** Opening Records for the exercise block **

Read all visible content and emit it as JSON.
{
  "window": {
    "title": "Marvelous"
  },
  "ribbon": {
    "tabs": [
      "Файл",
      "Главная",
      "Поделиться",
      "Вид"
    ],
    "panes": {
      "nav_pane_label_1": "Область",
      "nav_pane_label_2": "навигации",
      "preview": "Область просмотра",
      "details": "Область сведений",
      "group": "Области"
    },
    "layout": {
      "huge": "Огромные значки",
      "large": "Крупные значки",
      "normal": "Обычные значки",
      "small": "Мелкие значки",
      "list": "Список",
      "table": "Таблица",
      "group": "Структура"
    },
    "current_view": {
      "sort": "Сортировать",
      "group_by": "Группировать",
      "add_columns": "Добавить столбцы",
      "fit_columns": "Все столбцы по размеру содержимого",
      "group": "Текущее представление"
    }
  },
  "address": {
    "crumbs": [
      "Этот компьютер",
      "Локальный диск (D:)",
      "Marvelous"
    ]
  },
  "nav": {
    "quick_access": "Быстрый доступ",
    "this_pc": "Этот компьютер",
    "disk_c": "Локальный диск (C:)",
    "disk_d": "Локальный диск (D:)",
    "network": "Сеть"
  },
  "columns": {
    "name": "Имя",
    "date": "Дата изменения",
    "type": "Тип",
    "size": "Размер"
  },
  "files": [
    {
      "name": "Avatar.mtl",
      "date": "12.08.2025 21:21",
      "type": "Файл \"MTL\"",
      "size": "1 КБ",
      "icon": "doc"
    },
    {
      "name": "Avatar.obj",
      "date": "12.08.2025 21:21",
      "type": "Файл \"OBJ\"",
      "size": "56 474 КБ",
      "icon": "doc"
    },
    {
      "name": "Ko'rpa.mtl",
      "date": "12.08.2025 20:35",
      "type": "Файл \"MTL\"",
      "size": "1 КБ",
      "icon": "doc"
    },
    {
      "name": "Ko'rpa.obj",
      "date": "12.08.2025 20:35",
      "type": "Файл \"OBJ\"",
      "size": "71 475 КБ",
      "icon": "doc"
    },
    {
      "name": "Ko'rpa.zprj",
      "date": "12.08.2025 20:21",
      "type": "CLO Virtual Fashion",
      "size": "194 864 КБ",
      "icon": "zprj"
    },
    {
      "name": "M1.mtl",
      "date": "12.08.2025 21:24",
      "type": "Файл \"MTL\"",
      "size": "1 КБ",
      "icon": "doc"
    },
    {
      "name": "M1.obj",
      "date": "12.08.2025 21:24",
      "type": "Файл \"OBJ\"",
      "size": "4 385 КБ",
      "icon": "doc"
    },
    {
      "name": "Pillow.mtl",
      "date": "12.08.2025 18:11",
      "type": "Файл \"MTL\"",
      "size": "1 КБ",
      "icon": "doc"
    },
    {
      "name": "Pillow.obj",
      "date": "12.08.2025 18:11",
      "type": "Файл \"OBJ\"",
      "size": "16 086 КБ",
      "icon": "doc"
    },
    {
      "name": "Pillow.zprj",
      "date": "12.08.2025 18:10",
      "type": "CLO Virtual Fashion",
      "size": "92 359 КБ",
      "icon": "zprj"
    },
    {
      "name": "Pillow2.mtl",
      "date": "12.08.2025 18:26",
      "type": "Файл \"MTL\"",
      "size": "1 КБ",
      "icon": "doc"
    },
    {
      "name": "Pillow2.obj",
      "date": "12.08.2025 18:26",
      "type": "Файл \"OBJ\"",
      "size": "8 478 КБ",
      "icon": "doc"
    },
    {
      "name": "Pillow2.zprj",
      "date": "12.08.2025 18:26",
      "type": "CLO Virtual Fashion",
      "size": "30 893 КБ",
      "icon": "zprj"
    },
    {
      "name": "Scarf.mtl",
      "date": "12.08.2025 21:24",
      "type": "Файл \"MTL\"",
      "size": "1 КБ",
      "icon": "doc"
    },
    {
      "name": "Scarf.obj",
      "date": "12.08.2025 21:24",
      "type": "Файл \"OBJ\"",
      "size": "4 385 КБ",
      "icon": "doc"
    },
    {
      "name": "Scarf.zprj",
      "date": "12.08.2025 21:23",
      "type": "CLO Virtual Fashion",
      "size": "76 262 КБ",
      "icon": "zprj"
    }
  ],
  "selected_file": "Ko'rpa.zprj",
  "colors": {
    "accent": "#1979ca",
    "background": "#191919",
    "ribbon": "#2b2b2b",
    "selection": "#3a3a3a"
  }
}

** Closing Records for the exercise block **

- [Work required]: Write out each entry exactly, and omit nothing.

- [Output of the task]:
Read all visible content and emit it as JSON.
{
  "window": {
    "title": "Marvelous"
  },
  "ribbon": {
    "tabs": [
      "Файл",
      "Главная",
      "Поделиться",
      "Вид"
    ],
    "panes": {
      "nav_pane_label_1": "Область",
      "nav_pane_label_2": "навигации",
      "preview": "Область просмотра",
      "details": "Область сведений",
      "group": "Области"
    },
    "layout": {
      "huge": "Огромные значки",
      "large": "Крупные значки",
      "normal": "Обычные значки",
      "small": "Мелкие значки",
      "list": "Список",
      "table": "Таблица",
      "group": "Структура"
    },
    "current_view": {
      "sort": "Сортировать",
      "group_by": "Группировать",
      "add_columns": "Добавить столбцы",
      "fit_columns": "Все столбцы по размеру содержимого",
      "group": "Текущее представление"
    }
  },
  "address": {
    "crumbs": [
      "Этот компьютер",
      "Локальный диск (D:)",
      "Marvelous"
    ]
  },
  "nav": {
    "quick_access": "Быстрый доступ",
    "this_pc": "Этот компьютер",
    "disk_c": "Локальный диск (C:)",
    "disk_d": "Локальный диск (D:)",
    "network": "Сеть"
  },
  "columns": {
    "name": "Имя",
    "date": "Дата изменения",
    "type": "Тип",
    "size": "Размер"
  },
  "files": [
    {
      "name": "Avatar.mtl",
      "date": "12.08.2025 21:21",
      "type": "Файл \"MTL\"",
      "size": "1 КБ",
      "icon": "doc"
    },
    {
      "name": "Avatar.obj",
      "date": "12.08.2025 21:21",
      "type": "Файл \"OBJ\"",
      "size": "56 474 КБ",
      "icon": "doc"
    },
    {
      "name": "Ko'rpa.mtl",
      "date": "12.08.2025 20:35",
      "type": "Файл \"MTL\"",
      "size": "1 КБ",
      "icon": "doc"
    },
    {
      "name": "Ko'rpa.obj",
      "date": "12.08.2025 20:35",
      "type": "Файл \"OBJ\"",
      "size": "71 475 КБ",
      "icon": "doc"
    },
    {
      "name": "Ko'rpa.zprj",
      "date": "12.08.2025 20:21",
      "type": "CLO Virtual Fashion",
      "size": "194 864 КБ",
      "icon": "zprj"
    },
    {
      "name": "M1.mtl",
      "date": "12.08.2025 21:24",
      "type": "Файл \"MTL\"",
      "size": "1 КБ",
      "icon": "doc"
    },
    {
      "name": "M1.obj",
      "date": "12.08.2025 21:24",
      "type": "Файл \"OBJ\"",
      "size": "4 385 КБ",
      "icon": "doc"
    },
    {
      "name": "Pillow.mtl",
      "date": "12.08.2025 18:11",
      "type": "Файл \"MTL\"",
      "size": "1 КБ",
      "icon": "doc"
    },
    {
      "name": "Pillow.obj",
      "date": "12.08.2025 18:11",
      "type": "Файл \"OBJ\"",
      "size": "16 086 КБ",
      "icon": "doc"
    },
    {
      "name": "Pillow.zprj",
      "date": "12.08.2025 18:10",
      "type": "CLO Virtual Fashion",
      "size": "92 359 КБ",
      "icon": "zprj"
    },
    {
      "name": "Pillow2.mtl",
      "date": "12.08.2025 18:26",
      "type": "Файл \"MTL\"",
      "size": "1 КБ",
      "icon": "doc"
    },
    {
      "name": "Pillow2.obj",
      "date": "12.08.2025 18:26",
      "type": "Файл \"OBJ\"",
      "size": "8 478 КБ",
      "icon": "doc"
    },
    {
      "name": "Pillow2.zprj",
      "date": "12.08.2025 18:26",
      "type": "CLO Virtual Fashion",
      "size": "30 893 КБ",
      "icon": "zprj"
    },
    {
      "name": "Scarf.mtl",
      "date": "12.08.2025 21:24",
      "type": "Файл \"MTL\"",
      "size": "1 КБ",
      "icon": "doc"
    },
    {
      "name": "Scarf.obj",
      "date": "12.08.2025 21:24",
      "type": "Файл \"OBJ\"",
      "size": "4 385 КБ",
      "icon": "doc"
    },
    {
      "name": "Scarf.zprj",
      "date": "12.08.2025 21:23",
      "type": "CLO Virtual Fashion",
      "size": "76 262 КБ",
      "icon": "zprj"
    }
  ],
  "selected_file": "Ko'rpa.zprj",
  "colors": {
    "accent": "#1979ca",
    "background": "#191919",
    "ribbon": "#2b2b2b",
    "selection": "#3a3a3a"
  }
}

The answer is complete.